Very often the sexual relationship of a couple loses its charm as years pass by. Some people blame it on their partners—uncared for looks, mismatching natures, demanding and callous attitude. While others take the blame on themselves—I am not attractive, I lack stamina, or I can’t control my temper.
This blame game neither helps them nor their sexual relationship. While these could very well be contributing factors to their drifting apart, more often than not, the real cause is the lack of correct and adequate knowledge about sexuality.
Know your partner’s needs
Couples are simply unaware of their partners’ and even their own sexual needs, likes and dislikes, preferences and put-offs. Often couples know probably only the physical aspect of a sexual relationship, and that too either inadequately or incorrectly. In majority of the cases, they are completely oblivious to the psychological, emotional, behavioural and relational aspects of a sexual relationship. It is the lack of understanding of these finer aspects of sex that are mainly responsible for the gradual or sudden loss of sexual interest in each other in an otherwise healthy couple.
As time passes, out of an utter sense of resignation, couples start accepting their declining and vanishing sex life. Sexual excitement is a natural reaction to certain conditions and when these are absent or inhibited, so is your sexual response.
Here are some common reasons why bad sex happens to good couples and their solutions.
Tune the timing a little
My answer surprised them. I said, “You seem to be conditioned to think that sex is to be done only at bed time. In fact, after a whole day’s work one may want to only retire and sleep. So what is happening with both of you is natural and physiological.
The best time in your case would be to have sex early in the morning. After a good night’s sleep, when your body-mind has rested well and you are rejuvenated, you can enter into the sexual act with great vigour and passion.”
Vatsayana in Kamasutra strongly recommends early morning hours as the best time to have sex. Even modern medicine confirms this, as the hormone testosterone, responsible for sexual desire in men and women, is highest in the body during early morning hours.
Take time-offs together
We further emphasised that time-off from office needs to be planned actively by both to co-ordinate a day or half-a-day together doing fun things. A weekend getaway could be planned once in a while to bring back the togetherness.
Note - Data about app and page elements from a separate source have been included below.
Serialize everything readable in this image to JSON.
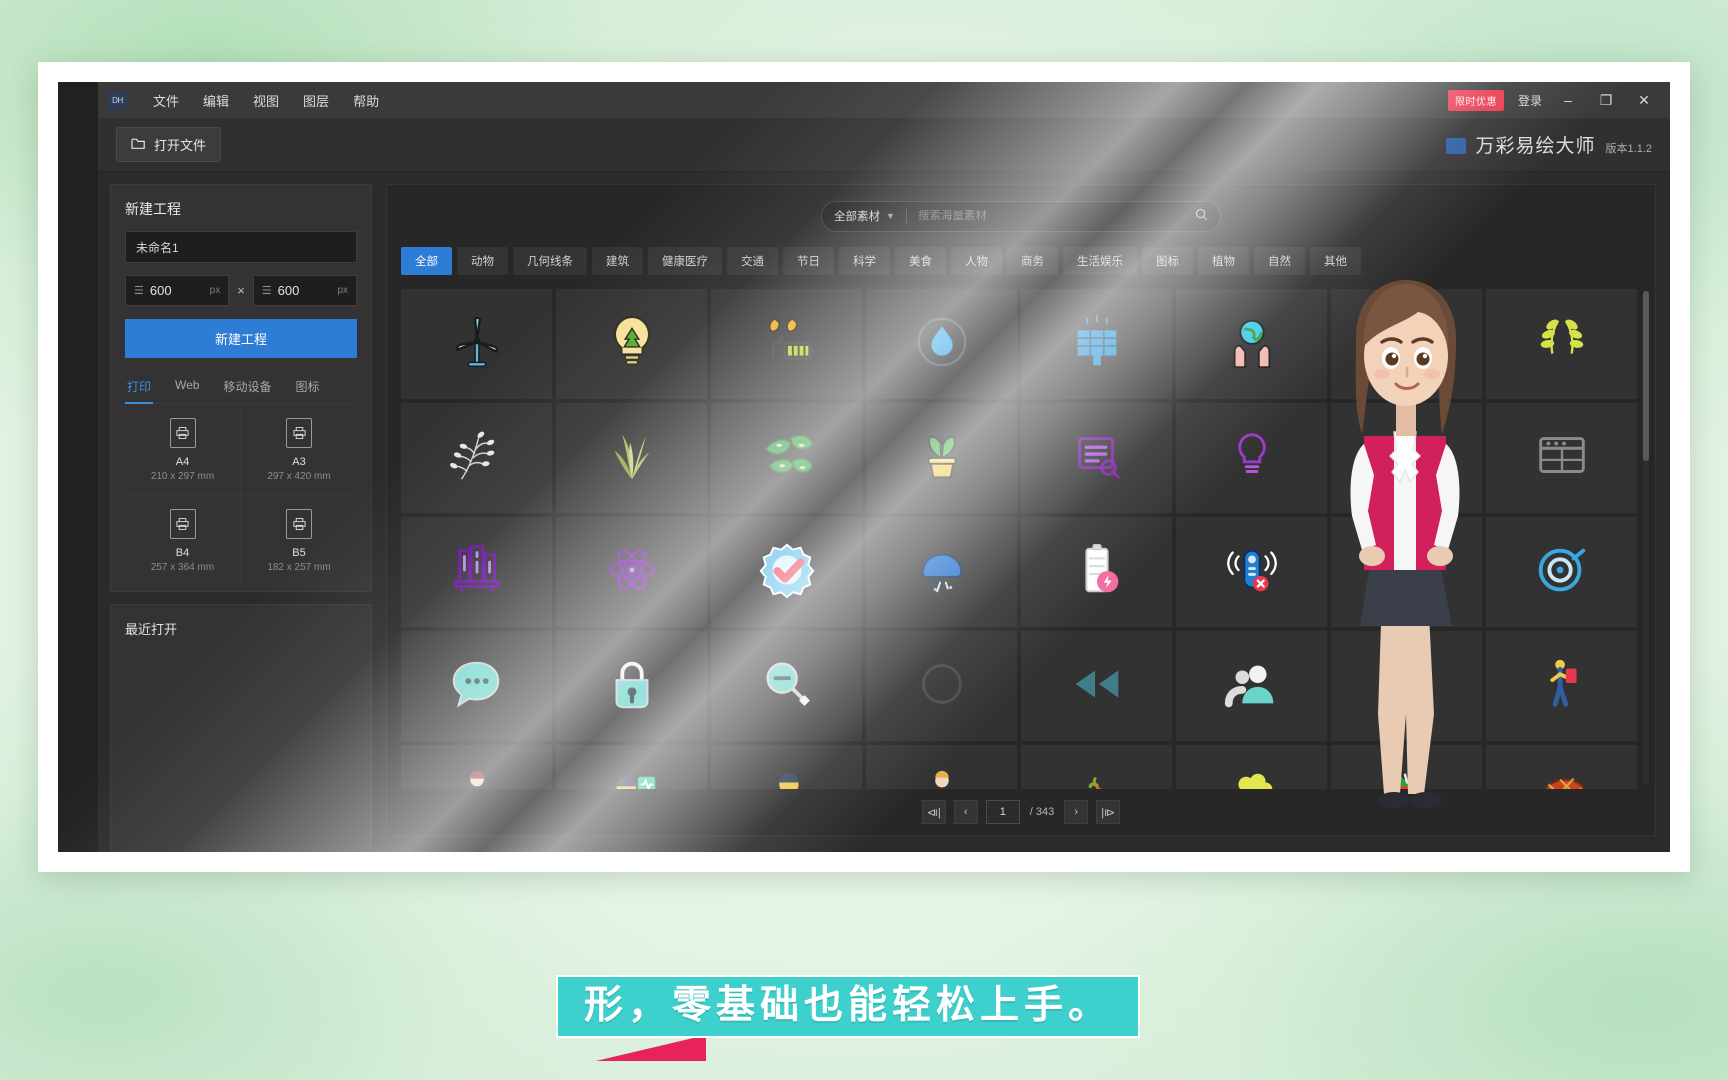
{
  "titlebar": {
    "app_badge": "DH",
    "menus": [
      "文件",
      "编辑",
      "视图",
      "图层",
      "帮助"
    ],
    "promo_badge": "限时优惠",
    "login": "登录",
    "minimize": "–",
    "maximize": "❐",
    "close": "✕"
  },
  "toolbar": {
    "open_file": "打开文件",
    "brand_name": "万彩易绘大师",
    "brand_version": "版本1.1.2"
  },
  "left_panel": {
    "new_project_title": "新建工程",
    "project_name_value": "未命名1",
    "project_name_placeholder": "未命名1",
    "width_value": "600",
    "width_unit": "px",
    "height_value": "600",
    "height_unit": "px",
    "multiply_symbol": "×",
    "create_button": "新建工程",
    "device_tabs": [
      "打印",
      "Web",
      "移动设备",
      "图标"
    ],
    "active_device_tab": "打印",
    "presets": [
      {
        "name": "A4",
        "dim": "210 x 297 mm"
      },
      {
        "name": "A3",
        "dim": "297 x 420 mm"
      },
      {
        "name": "B4",
        "dim": "257 x 364 mm"
      },
      {
        "name": "B5",
        "dim": "182 x 257 mm"
      }
    ],
    "recent_title": "最近打开"
  },
  "search": {
    "scope": "全部素材",
    "placeholder": "搜索海量素材"
  },
  "categories": [
    "全部",
    "动物",
    "几何线条",
    "建筑",
    "健康医疗",
    "交通",
    "节日",
    "科学",
    "美食",
    "人物",
    "商务",
    "生活娱乐",
    "图标",
    "植物",
    "自然",
    "其他"
  ],
  "active_category": "全部",
  "assets": [
    {
      "name": "wind-turbine-icon",
      "glyph": ""
    },
    {
      "name": "eco-lightbulb-icon",
      "glyph": ""
    },
    {
      "name": "eco-battery-icon",
      "glyph": ""
    },
    {
      "name": "water-drop-icon",
      "glyph": ""
    },
    {
      "name": "solar-panel-icon",
      "glyph": ""
    },
    {
      "name": "hands-earth-icon",
      "glyph": ""
    },
    {
      "name": "wheat-icon",
      "glyph": ""
    },
    {
      "name": "laurel-branch-icon",
      "glyph": ""
    },
    {
      "name": "dry-branch-icon",
      "glyph": ""
    },
    {
      "name": "grass-tuft-icon",
      "glyph": ""
    },
    {
      "name": "leaves-icon",
      "glyph": ""
    },
    {
      "name": "potted-plant-icon",
      "glyph": ""
    },
    {
      "name": "document-lines-icon",
      "glyph": ""
    },
    {
      "name": "idea-bulb-icon",
      "glyph": ""
    },
    {
      "name": "brain-idea-icon",
      "glyph": ""
    },
    {
      "name": "window-frame-icon",
      "glyph": ""
    },
    {
      "name": "bookshelf-icon",
      "glyph": ""
    },
    {
      "name": "atom-icon",
      "glyph": ""
    },
    {
      "name": "verified-check-icon",
      "glyph": ""
    },
    {
      "name": "bike-helmet-icon",
      "glyph": ""
    },
    {
      "name": "charging-battery-icon",
      "glyph": ""
    },
    {
      "name": "remote-control-icon",
      "glyph": ""
    },
    {
      "name": "basketball-icon",
      "glyph": ""
    },
    {
      "name": "target-clock-icon",
      "glyph": ""
    },
    {
      "name": "chat-bubble-icon",
      "glyph": ""
    },
    {
      "name": "padlock-icon",
      "glyph": ""
    },
    {
      "name": "zoom-out-icon",
      "glyph": ""
    },
    {
      "name": "dim-circle-icon",
      "glyph": ""
    },
    {
      "name": "rewind-icon",
      "glyph": ""
    },
    {
      "name": "user-group-icon",
      "glyph": ""
    },
    {
      "name": "skateboarder-icon",
      "glyph": ""
    },
    {
      "name": "hiker-icon",
      "glyph": ""
    },
    {
      "name": "businessman-icon",
      "glyph": ""
    },
    {
      "name": "doctor-icon",
      "glyph": ""
    },
    {
      "name": "patient-scan-icon",
      "glyph": ""
    },
    {
      "name": "worker-overalls-icon",
      "glyph": ""
    },
    {
      "name": "chili-pepper-icon",
      "glyph": ""
    },
    {
      "name": "broccoli-icon",
      "glyph": ""
    },
    {
      "name": "strawberry-icon",
      "glyph": ""
    },
    {
      "name": "steak-icon",
      "glyph": ""
    }
  ],
  "pager": {
    "first": "⧏|",
    "prev": "‹",
    "current_page": "1",
    "total_pages": "/ 343",
    "next": "›",
    "last": "|⧐"
  },
  "caption": {
    "text": "形，零基础也能轻松上手。"
  },
  "colors": {
    "accent_blue": "#2d7cd6",
    "caption_teal": "#3ed0cd",
    "caption_tail_pink": "#e8235c",
    "promo_red": "#e8384f",
    "panel_bg": "#333333",
    "window_bg": "#2b2b2b"
  }
}
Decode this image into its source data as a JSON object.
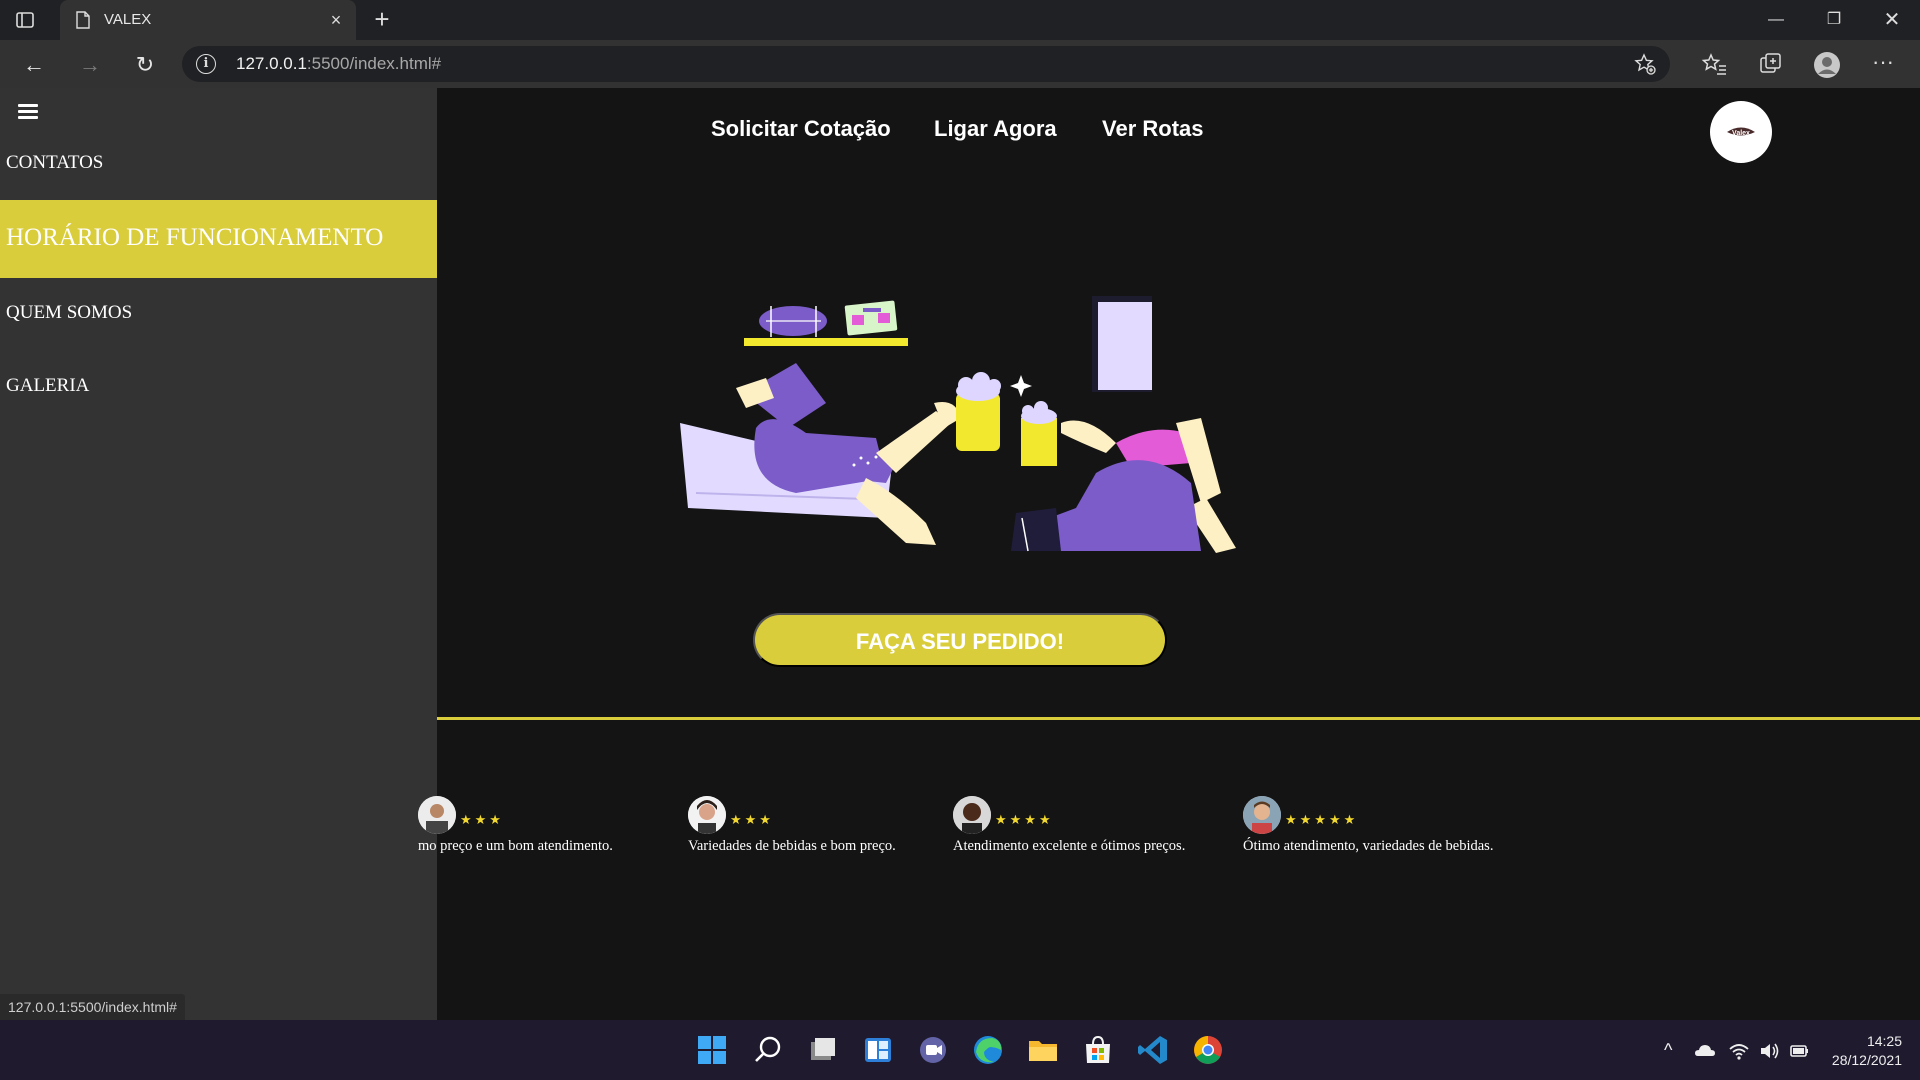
{
  "browser": {
    "tab_title": "VALEX",
    "url_host": "127.0.0.1",
    "url_rest": ":5500/index.html#",
    "status_url": "127.0.0.1:5500/index.html#"
  },
  "sidebar": {
    "items": [
      {
        "label": "CONTATOS",
        "active": false
      },
      {
        "label": "HORÁRIO DE FUNCIONAMENTO",
        "active": true
      },
      {
        "label": "QUEM SOMOS",
        "active": false
      },
      {
        "label": "GALERIA",
        "active": false
      }
    ]
  },
  "topnav": {
    "links": [
      "Solicitar Cotação",
      "Ligar Agora",
      "Ver Rotas"
    ]
  },
  "logo": {
    "text": "Valex"
  },
  "cta": {
    "label": "FAÇA SEU PEDIDO!"
  },
  "reviews": [
    {
      "stars": 3,
      "text": "mo preço e um bom atendimento."
    },
    {
      "stars": 3,
      "text": "Variedades de bebidas e bom preço."
    },
    {
      "stars": 4,
      "text": "Atendimento excelente e ótimos preços."
    },
    {
      "stars": 5,
      "text": "Ótimo atendimento, variedades de bebidas."
    }
  ],
  "taskbar": {
    "time": "14:25",
    "date": "28/12/2021",
    "apps": [
      "windows-start",
      "search",
      "task-view",
      "widgets",
      "teams-chat",
      "edge",
      "file-explorer",
      "microsoft-store",
      "vscode",
      "chrome"
    ]
  },
  "colors": {
    "accent": "#dacd3c",
    "sidebar_bg": "#333333",
    "page_bg": "#141414",
    "illustration_purple": "#7b5cc9",
    "star": "#f2d82f"
  }
}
Understand your partner’s libido
Another common problem equally reported by married men as well as women in metropolitan cities is about a discrepancy between their sexual drives. Most often people complain, “My spouse feels more sexual than me and wishes to have intercourse more often than me. I do not want to disappoint him/her, but I also feel like protecting my reservation sometimes.”
This situation is known as discrepant libidos and is a common cause for sexual dissatisfaction in a relationship. If there is no proper communication, it inevitably turns into a lose-lose situation. The partner who has the higher sex drive is very likely to feel rejected and hurt when sex does not happen, and the partner with a lower drive feels pressured and resentful at having to perform even when s/he doesn’t feel up to it.
In such situations, both partners should adjust. Finding ways to seduce the partner and bring him/her to a state where s/he could be aroused could be helpful to bridge the gap. The partner with the lower drive needs to understand that the other is not trying to pressurise. If there is a large discrepancy, for example, one partner wants sex every night of the week and the other only once a week, they could agree to engage in sex twice or three times a week. Often this requires more of an attitudinal change than a physical one.
One of the serious mistakes most people make in their relationships is attempting to isolate a part of the relationship, like sex, from the whole, thinking that when that one part is fixed, the whole relationship will get better. This is the cover-up approach to dealing with problems.
If you feel you have sexual problems in your relationship, and your sexual functions were normal, healthy and exciting in the beginning of your relationship, then your problems most likely have little or nothing to do with sex.
They are symptoms of something deeper in the relationship, such as unexpressed anger or disappointment, unresolved conflicts, lack of trust or fear of failure. By discovering the real problem and working together with your partner to heal them, you will see your sexual problems diminish and eventually disappear. Clear, caring, complete and continuous communication about your sexual as well as non-sexual needs is the key.
Most sexual problems are just symptoms of problems in other areas of the relationship. The real problem always lies in the relationship, and not in the bed.
If you try to hide or suppress the problems or weaknesses in your relationship, they will emerge in bed. However, if you are in a sincere and committed relationship based on love, care and mutual respect, then sex is just one of the many ways of expressing such love, and sharing intimacy. Such relationships are truly meaningful and fulfilling, and last forever.